Disappointed With Your Dividends? Try SSE PLC, Standard Chartered PLC And Royal Dutch Shell Plc

CashCapita has released a report this week that shows the quarterly dividend growth for UK shares has averaged just 1.2% in the second quarter of this year. That’s when compared to the same quarter in 2013 and shows that, while the dividend yield of the FTSE 100 remains far higher than any high-street savings account at around 3.4%, dividend per share growth is now worryingly less than inflation of 1.9%.

However, here are three companies whose dividends easily outstrip the average growth rate.


For starters, SSE (LSE: SSE) offers a much better yield than the wider index, with shares in the electricity provider currently yielding 5.9%. However, where SSE really comes into its own is with regards to dividend per share growth, with the company aiming to increase dividends by at least the rate of inflation over the medium term. Of course, this feature may not sound so impressive when inflation is at 1.9% but, due to the volume of quantitative easing that has taken place (and subsequent increase in the money supply), a far higher rate of inflation could take hold in future. Should that take place, SSE’s great yield and even better dividend growth target could become a huge asset for investors.

Standard Chartered

Although Standard Chartered (LSE: STAN) (NASDAQOTH: SCBFF.US) endured a tough first half of the year, with profits down around 20% versus the first half of 2013, the bank continues to have vast potential in emerging markets.
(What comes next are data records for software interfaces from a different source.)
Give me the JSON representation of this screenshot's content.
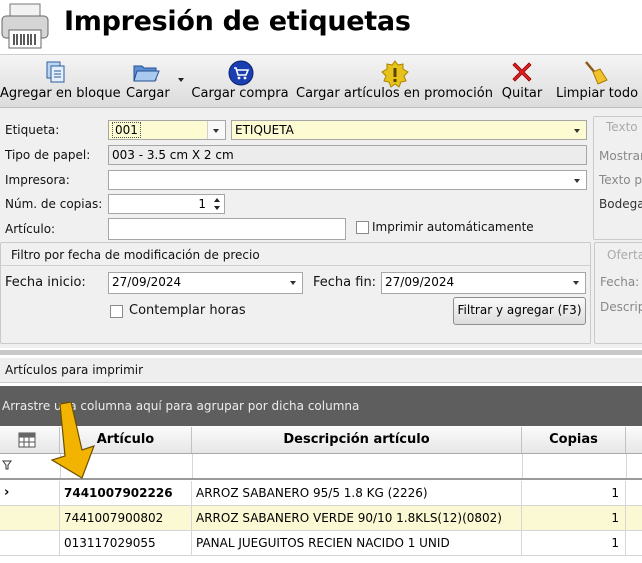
{
  "window": {
    "title": "Impresión de etiquetas",
    "printer_icon": "printer-icon"
  },
  "toolbar": {
    "items": [
      {
        "label": "Agregar en bloque",
        "icon": "documents-icon"
      },
      {
        "label": "Cargar",
        "icon": "folder-open-icon"
      },
      {
        "label": "Cargar compra",
        "icon": "cart-icon"
      },
      {
        "label": "Cargar artículos en promoción",
        "icon": "exclamation-badge-icon"
      },
      {
        "label": "Quitar",
        "icon": "red-x-icon"
      },
      {
        "label": "Limpiar todo",
        "icon": "broom-icon"
      }
    ]
  },
  "form": {
    "etiqueta_label": "Etiqueta:",
    "etiqueta_code": "001",
    "etiqueta_name": "ETIQUETA",
    "tipo_papel_label": "Tipo de papel:",
    "tipo_papel_value": "003 - 3.5 cm X 2 cm",
    "impresora_label": "Impresora:",
    "impresora_value": "",
    "copias_label": "Núm. de copias:",
    "copias_value": "1",
    "articulo_label": "Artículo:",
    "articulo_value": "",
    "auto_print_label": "Imprimir automáticamente",
    "right_panel": {
      "texto_group": "Texto",
      "mostrar": "Mostrar",
      "texto_p": "Texto p",
      "bodega": "Bodega",
      "oferta_group": "Oferta",
      "fecha": "Fecha:",
      "descrip": "Descrip"
    }
  },
  "filter": {
    "group_title": "Filtro por fecha de modificación de precio",
    "fecha_inicio_label": "Fecha inicio:",
    "fecha_inicio_value": "27/09/2024",
    "fecha_fin_label": "Fecha fin:",
    "fecha_fin_value": "27/09/2024",
    "contemplar_horas_label": "Contemplar horas",
    "filter_button": "Filtrar y agregar (F3)"
  },
  "grid": {
    "section_title": "Artículos para imprimir",
    "group_panel_text": "Arrastre una columna aquí para agrupar por dicha columna",
    "columns": [
      "Artículo",
      "Descripción artículo",
      "Copias"
    ],
    "rows": [
      {
        "articulo": "7441007902226",
        "descripcion": "ARROZ SABANERO 95/5 1.8 KG (2226)",
        "copias": "1",
        "current": true
      },
      {
        "articulo": "7441007900802",
        "descripcion": "ARROZ SABANERO VERDE 90/10 1.8KLS(12)(0802)",
        "copias": "1",
        "current": false
      },
      {
        "articulo": "013117029055",
        "descripcion": "PANAL JUEGUITOS RECIEN NACIDO 1 UNID",
        "copias": "1",
        "current": false
      }
    ]
  },
  "colors": {
    "accent_yellow": "#fdfbd2",
    "group_panel": "#5e5e5e",
    "annotation_arrow": "#f2b400"
  }
}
Indeed, with macroeconomic data from China picking up of late, Standard Chartered has the potential to increase profits and also bump up dividend payments beyond the 5.5% increase that is forecast to take place next year. Allied to this is the fact that dividends account for just 45% of profit, which means that Standard Chartered could afford to be more generous with how it distributes profit in future. This would be great news for income-seeking investors as it would mean a higher yield going forward.


As with Standard Chartered, Shell (LSE: RDSB) (NYSE: RDS-B.US) only pays out a relatively small proportion of profit as a dividend. Indeed, it keeps 50% back for reinvestment in the business, which means that the company’s dividend payout ratio could be increased significantly. That said, Shell is forecast to increase dividends per share by 3.1% next year, which is ahead of inflation and around 2.5 times as much as the wider market achieved in the second quarter of this year. With shares in Shell offering a yield of 4.4% at present, they could prove to be a strong play for income-seeking investors.

Of course, SSE, Standard Chartered and Shell aren’t the only companies that could have bright futures. That’s why The Motley Fool has written a free and without obligation guide to 5 shares that could be great income plays.

These 5 companies, though, don’t just offer dependable dividends – they come with exciting growth prospects, too. As such, they could help to increase your dividend income and give your portfolio a boost in 2014 and beyond.

Click here for your free and without obligation copy.

Peter Stephens owns shares in SSE and Shell. The Motley Fool owns shares of Standard Chartered.